WORK INSTRUCTIONS => Count the lines of the data that have the word "value", then report the number without anything else.

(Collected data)
☆ ☆ ☆ ☆ ☆ ☆ ☆
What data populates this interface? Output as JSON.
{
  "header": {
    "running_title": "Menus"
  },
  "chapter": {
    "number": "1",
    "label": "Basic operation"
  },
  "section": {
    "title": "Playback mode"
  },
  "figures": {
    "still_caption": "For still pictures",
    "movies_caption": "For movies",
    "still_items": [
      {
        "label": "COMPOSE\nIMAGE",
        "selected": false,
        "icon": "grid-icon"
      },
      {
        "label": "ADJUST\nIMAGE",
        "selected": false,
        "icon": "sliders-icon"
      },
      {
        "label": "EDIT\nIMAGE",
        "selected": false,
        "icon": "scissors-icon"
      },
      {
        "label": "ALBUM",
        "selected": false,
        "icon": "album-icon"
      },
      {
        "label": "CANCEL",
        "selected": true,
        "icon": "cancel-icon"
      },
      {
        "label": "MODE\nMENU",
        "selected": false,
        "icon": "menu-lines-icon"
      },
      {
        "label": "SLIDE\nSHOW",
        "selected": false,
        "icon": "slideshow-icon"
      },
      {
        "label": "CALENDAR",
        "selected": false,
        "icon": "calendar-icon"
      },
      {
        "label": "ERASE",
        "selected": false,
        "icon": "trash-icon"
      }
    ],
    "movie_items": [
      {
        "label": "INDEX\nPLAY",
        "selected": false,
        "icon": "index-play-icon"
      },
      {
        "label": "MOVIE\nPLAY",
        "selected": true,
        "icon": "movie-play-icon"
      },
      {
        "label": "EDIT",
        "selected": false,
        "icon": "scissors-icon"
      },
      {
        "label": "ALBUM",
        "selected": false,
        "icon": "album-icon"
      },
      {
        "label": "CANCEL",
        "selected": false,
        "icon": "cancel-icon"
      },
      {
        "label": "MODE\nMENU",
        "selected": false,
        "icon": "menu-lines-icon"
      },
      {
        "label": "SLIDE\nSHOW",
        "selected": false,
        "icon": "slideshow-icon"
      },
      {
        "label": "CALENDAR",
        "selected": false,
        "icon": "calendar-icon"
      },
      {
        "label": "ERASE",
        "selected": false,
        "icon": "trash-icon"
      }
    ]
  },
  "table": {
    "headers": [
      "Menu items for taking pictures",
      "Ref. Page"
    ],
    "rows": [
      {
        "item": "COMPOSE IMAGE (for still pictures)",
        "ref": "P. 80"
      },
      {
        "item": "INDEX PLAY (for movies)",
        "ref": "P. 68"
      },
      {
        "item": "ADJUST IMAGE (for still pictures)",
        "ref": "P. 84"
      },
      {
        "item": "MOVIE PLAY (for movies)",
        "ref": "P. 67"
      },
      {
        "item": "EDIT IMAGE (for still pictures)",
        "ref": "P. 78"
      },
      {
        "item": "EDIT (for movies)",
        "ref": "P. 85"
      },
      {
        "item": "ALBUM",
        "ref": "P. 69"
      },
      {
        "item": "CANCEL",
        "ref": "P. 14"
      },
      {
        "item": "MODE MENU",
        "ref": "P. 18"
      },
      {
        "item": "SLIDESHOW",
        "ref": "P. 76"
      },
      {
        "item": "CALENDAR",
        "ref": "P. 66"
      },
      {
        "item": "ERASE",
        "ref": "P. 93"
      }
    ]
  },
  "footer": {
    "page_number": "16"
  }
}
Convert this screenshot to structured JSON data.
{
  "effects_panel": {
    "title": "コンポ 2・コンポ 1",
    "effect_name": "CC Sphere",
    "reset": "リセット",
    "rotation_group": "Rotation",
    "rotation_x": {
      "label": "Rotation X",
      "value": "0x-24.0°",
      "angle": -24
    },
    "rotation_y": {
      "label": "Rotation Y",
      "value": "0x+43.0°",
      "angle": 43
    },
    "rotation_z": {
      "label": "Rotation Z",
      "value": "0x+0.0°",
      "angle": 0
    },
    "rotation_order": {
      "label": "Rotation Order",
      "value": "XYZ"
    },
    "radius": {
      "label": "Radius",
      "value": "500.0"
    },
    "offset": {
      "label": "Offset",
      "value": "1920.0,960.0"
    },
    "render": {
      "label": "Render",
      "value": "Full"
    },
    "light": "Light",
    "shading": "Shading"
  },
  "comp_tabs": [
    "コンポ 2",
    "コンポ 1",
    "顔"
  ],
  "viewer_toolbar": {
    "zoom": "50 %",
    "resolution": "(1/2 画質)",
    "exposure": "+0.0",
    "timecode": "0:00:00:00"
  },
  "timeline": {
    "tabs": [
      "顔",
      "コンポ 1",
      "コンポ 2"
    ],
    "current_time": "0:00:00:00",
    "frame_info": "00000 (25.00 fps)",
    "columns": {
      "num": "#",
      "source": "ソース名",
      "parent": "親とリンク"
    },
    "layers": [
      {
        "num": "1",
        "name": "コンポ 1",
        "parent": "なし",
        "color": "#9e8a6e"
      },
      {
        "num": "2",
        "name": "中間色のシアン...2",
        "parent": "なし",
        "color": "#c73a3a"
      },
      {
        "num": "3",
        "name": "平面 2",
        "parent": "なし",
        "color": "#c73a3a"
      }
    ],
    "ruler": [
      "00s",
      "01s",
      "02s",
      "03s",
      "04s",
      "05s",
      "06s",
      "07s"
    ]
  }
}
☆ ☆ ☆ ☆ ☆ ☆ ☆
TASK RESULT => 7